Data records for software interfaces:
::::

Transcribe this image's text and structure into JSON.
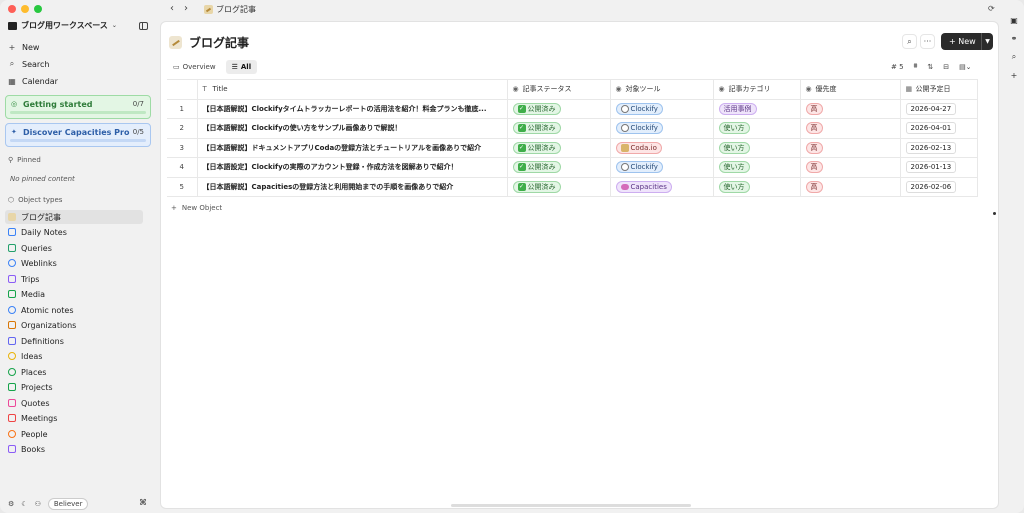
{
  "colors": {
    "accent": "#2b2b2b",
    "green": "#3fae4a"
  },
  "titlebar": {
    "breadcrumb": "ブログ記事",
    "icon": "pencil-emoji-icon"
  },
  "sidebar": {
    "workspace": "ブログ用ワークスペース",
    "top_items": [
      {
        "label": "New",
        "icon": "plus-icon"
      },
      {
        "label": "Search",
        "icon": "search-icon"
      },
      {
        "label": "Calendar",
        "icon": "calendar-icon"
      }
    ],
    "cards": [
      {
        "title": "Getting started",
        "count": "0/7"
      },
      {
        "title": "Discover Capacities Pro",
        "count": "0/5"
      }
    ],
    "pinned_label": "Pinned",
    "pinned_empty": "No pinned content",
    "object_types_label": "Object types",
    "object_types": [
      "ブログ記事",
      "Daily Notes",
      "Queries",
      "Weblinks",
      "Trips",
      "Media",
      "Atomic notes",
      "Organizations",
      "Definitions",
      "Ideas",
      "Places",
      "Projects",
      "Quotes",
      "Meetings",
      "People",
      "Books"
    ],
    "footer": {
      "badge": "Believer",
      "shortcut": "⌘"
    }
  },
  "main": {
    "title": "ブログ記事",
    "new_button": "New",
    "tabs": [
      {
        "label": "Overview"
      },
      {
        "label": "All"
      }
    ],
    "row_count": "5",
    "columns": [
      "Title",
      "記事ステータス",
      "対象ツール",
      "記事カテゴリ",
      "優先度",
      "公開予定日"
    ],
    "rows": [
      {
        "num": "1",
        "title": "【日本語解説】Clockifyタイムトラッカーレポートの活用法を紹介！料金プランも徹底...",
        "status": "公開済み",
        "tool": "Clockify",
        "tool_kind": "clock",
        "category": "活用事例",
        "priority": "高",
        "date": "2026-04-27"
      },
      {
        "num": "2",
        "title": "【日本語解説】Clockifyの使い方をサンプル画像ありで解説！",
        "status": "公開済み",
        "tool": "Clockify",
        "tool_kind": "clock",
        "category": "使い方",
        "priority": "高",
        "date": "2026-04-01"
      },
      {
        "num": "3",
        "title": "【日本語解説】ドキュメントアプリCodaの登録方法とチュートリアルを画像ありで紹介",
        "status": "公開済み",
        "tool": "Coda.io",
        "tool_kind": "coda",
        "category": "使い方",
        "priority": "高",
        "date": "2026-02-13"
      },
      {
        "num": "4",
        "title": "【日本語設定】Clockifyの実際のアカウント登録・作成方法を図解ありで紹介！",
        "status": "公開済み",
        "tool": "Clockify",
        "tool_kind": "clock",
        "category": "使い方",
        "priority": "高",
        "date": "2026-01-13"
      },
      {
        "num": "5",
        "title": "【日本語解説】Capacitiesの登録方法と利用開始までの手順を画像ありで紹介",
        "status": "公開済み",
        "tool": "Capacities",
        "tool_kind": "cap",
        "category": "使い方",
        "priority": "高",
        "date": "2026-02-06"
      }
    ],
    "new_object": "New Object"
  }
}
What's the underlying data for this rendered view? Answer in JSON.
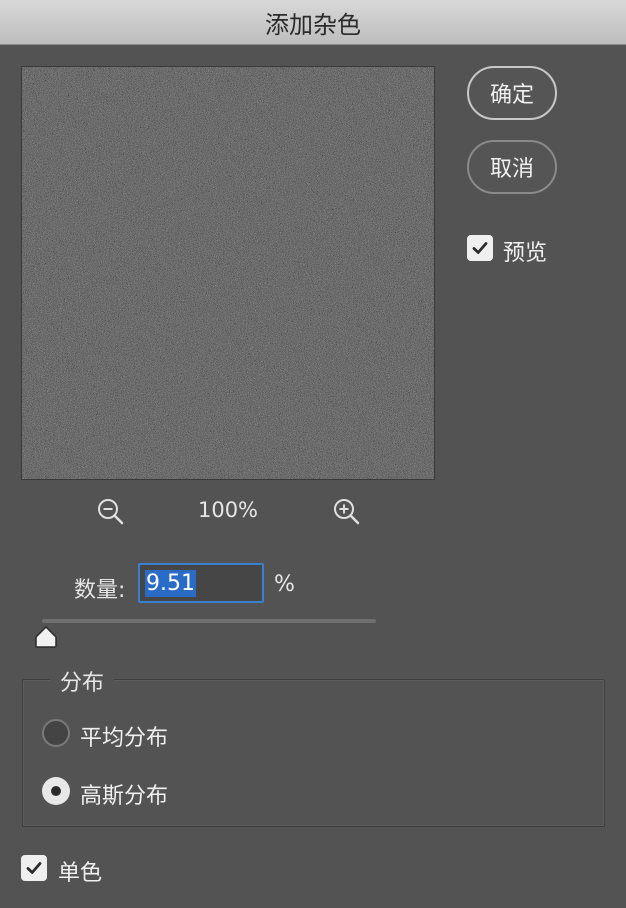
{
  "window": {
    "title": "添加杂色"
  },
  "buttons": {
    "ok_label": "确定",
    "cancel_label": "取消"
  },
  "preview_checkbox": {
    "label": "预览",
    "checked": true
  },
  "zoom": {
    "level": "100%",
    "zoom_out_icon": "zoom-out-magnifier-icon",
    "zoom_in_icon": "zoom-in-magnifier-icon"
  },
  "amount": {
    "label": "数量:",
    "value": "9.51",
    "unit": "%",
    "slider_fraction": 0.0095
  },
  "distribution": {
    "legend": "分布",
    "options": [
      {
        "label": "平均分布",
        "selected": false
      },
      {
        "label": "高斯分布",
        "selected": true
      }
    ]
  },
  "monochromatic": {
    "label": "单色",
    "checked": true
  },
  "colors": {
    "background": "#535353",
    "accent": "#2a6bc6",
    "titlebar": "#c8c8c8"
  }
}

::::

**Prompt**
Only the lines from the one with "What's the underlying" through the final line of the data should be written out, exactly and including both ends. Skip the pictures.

**Written solution**
What's the underlying data for this rendered view? Answer in JSON.
{
  "window": {
    "title": "添加杂色"
  },
  "buttons": {
    "ok_label": "确定",
    "cancel_label": "取消"
  },
  "preview_checkbox": {
    "label": "预览",
    "checked": true
  },
  "zoom": {
    "level": "100%",
    "zoom_out_icon": "zoom-out-magnifier-icon",
    "zoom_in_icon": "zoom-in-magnifier-icon"
  },
  "amount": {
    "label": "数量:",
    "value": "9.51",
    "unit": "%",
    "slider_fraction": 0.0095
  },
  "distribution": {
    "legend": "分布",
    "options": [
      {
        "label": "平均分布",
        "selected": false
      },
      {
        "label": "高斯分布",
        "selected": true
      }
    ]
  },
  "monochromatic": {
    "label": "单色",
    "checked": true
  },
  "colors": {
    "background": "#535353",
    "accent": "#2a6bc6",
    "titlebar": "#c8c8c8"
  }
}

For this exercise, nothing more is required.